The Pituitary gland contains three lobes. The anterior lobe is made up of cells that originate in the digestive tract and migrate towards the brain during fetal development. The anterior lobe contains three regions: the pars distalis, which is located at the anterior part of the gland, the pars intermedia, which lies adjacent to the posterior pituitary, and the pars tuberalis, a thin "tube" wrapping around the infundibulum. Each of these three regions secrete a different hormone.
The pituitary hormones help regulate growth, metabolism, blood pressure, and all organ functions. They also regulate the function of the thyroid gland, the pancreas, and the kidneys. They also play a role in sexual maturation and reproduction. The anterior and posterior pituitaries both derive from the neuroectoderm.
The anterior pituitary produces hormones of a different kind from those produced by the hypothalamus. These hormones are synthesized in cells called Rathke's pouch, and then released directly into the bloodstream. The release of these hormones is controlled by release-inhibiting hormones.

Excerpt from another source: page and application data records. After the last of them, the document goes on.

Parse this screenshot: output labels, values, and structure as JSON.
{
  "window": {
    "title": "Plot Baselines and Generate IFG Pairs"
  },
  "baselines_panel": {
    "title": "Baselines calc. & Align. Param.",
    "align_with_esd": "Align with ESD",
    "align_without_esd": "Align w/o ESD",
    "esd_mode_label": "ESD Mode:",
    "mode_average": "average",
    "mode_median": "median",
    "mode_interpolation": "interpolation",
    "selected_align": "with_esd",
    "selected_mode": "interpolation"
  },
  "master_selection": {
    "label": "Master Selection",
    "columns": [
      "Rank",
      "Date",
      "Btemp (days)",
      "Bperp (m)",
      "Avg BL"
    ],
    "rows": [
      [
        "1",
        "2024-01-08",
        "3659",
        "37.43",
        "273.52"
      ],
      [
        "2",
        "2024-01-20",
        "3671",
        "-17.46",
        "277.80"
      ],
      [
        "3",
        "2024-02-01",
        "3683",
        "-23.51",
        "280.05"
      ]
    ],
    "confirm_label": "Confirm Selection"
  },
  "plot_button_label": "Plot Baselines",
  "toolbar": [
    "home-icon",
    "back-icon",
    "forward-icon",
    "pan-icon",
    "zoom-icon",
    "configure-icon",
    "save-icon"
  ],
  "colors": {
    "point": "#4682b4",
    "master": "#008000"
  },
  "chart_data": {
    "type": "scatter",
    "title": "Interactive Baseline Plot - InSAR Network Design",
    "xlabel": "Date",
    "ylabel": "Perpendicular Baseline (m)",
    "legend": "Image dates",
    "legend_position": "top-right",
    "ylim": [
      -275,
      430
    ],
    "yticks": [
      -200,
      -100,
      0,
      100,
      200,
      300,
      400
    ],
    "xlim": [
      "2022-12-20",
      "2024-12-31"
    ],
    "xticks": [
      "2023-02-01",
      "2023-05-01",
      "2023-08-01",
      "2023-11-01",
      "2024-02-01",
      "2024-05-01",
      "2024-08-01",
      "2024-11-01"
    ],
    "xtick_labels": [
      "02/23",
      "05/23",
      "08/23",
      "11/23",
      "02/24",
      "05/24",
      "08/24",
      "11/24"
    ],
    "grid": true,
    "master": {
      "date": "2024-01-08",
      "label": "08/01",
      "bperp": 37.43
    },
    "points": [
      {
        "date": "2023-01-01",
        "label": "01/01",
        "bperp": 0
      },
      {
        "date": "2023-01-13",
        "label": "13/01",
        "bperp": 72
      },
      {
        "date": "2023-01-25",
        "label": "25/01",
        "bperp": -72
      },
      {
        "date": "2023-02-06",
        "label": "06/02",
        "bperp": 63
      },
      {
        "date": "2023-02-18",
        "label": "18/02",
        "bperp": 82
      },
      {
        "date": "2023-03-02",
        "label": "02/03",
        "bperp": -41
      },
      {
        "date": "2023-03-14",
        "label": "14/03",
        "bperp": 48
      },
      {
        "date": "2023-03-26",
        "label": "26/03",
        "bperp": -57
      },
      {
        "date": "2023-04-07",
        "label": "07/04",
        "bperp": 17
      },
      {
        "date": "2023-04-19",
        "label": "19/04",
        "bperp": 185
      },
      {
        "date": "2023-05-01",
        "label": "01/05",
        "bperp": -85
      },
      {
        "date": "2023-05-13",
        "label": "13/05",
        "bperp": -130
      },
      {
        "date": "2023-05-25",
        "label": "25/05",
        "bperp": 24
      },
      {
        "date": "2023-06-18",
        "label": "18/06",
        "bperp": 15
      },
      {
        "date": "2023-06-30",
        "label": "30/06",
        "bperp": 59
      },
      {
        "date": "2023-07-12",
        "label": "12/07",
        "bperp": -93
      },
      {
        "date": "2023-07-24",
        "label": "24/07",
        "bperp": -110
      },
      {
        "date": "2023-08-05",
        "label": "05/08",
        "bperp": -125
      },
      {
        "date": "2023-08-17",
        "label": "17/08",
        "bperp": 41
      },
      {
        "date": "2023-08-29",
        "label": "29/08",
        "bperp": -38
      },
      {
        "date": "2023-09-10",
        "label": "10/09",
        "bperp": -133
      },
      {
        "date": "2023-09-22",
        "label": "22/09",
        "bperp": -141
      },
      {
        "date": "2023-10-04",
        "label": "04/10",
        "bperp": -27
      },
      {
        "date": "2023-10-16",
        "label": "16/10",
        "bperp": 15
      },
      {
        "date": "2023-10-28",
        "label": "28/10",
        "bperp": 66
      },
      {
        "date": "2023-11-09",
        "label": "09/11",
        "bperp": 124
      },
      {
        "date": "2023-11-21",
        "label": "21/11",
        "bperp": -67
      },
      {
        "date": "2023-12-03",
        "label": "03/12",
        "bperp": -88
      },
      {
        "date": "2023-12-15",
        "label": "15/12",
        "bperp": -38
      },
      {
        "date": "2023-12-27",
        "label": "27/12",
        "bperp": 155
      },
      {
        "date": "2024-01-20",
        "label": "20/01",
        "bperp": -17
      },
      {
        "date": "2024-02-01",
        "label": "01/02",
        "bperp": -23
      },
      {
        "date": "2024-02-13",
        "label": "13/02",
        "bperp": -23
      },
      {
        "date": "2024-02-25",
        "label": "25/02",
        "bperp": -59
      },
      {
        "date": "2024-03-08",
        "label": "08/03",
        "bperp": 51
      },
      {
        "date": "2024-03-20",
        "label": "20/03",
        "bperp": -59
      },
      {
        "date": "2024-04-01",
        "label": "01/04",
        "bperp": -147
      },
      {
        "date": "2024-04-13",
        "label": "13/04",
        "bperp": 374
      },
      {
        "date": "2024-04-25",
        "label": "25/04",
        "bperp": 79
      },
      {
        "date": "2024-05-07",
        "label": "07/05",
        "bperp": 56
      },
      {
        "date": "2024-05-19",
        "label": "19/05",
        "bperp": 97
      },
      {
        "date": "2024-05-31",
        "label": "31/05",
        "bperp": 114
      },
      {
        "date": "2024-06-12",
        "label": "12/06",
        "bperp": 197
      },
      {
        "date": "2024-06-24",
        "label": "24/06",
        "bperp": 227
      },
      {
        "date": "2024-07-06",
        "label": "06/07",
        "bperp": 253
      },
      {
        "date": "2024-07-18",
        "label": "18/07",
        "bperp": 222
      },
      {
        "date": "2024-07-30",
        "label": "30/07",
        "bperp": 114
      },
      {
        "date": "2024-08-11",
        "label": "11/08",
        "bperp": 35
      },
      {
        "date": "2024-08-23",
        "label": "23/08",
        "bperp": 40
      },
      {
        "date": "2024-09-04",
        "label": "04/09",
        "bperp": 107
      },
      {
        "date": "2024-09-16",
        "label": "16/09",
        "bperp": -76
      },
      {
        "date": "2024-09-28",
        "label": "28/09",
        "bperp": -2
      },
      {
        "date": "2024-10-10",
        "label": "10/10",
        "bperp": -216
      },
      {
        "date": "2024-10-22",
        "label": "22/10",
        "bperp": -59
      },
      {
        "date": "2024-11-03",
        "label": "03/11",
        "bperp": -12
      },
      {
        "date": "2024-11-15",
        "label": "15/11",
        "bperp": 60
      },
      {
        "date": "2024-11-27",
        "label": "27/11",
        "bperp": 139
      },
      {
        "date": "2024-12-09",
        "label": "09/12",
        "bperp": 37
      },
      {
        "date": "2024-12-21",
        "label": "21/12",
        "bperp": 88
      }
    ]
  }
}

The pituitary gland is located in the diencephalon of the brain. It is connected to the hypothalamus through an infundibulum, a structure made up of nerve axons and vasculature. The pituitary gland is divided into two distinct lobes, the anterior lobe contains axon terminals from the hypothalamus, and the posterior lobe is made up of neural and glandular tissue.
Which Tissues Synthesize Testosterone?
Testosterone is an important hormone for male development, as well as the establishment of secondary male characteristics such as spermatogenesis. Testosterone is synthesized primarily by cells called Leydig cells, which are located in the testis. They also synthesize other essential steroids for male development, such as DHT and estradiol.
The hormone is synthesized through synthetic processes that affect specific cell functions. The amount of androgen receptors (AR) in a tissue determines its response to androgens. In males, it is produced by the testes and the reproductive tract. In females, it is synthesized by the adrenal glands.
Testosterone is important for regulating secondary male characteristics, such as male hair growth. It also increases bone thickness and formation. It has an aromatising effect and contributes to higher hematocrit in men. It also plays a significant role in metabolism and muscle deposition.
Testosterone also regulates gene expression and morphology in the testis. In addition, it influences circadian rhythms in behavior. Testosterone is also important for sexual behavior. Moreover, it stimulates the production of new blood cells which can increase physcial performance, hence why it is often used illicitly by athletes in competition, and also why it is a banned substance.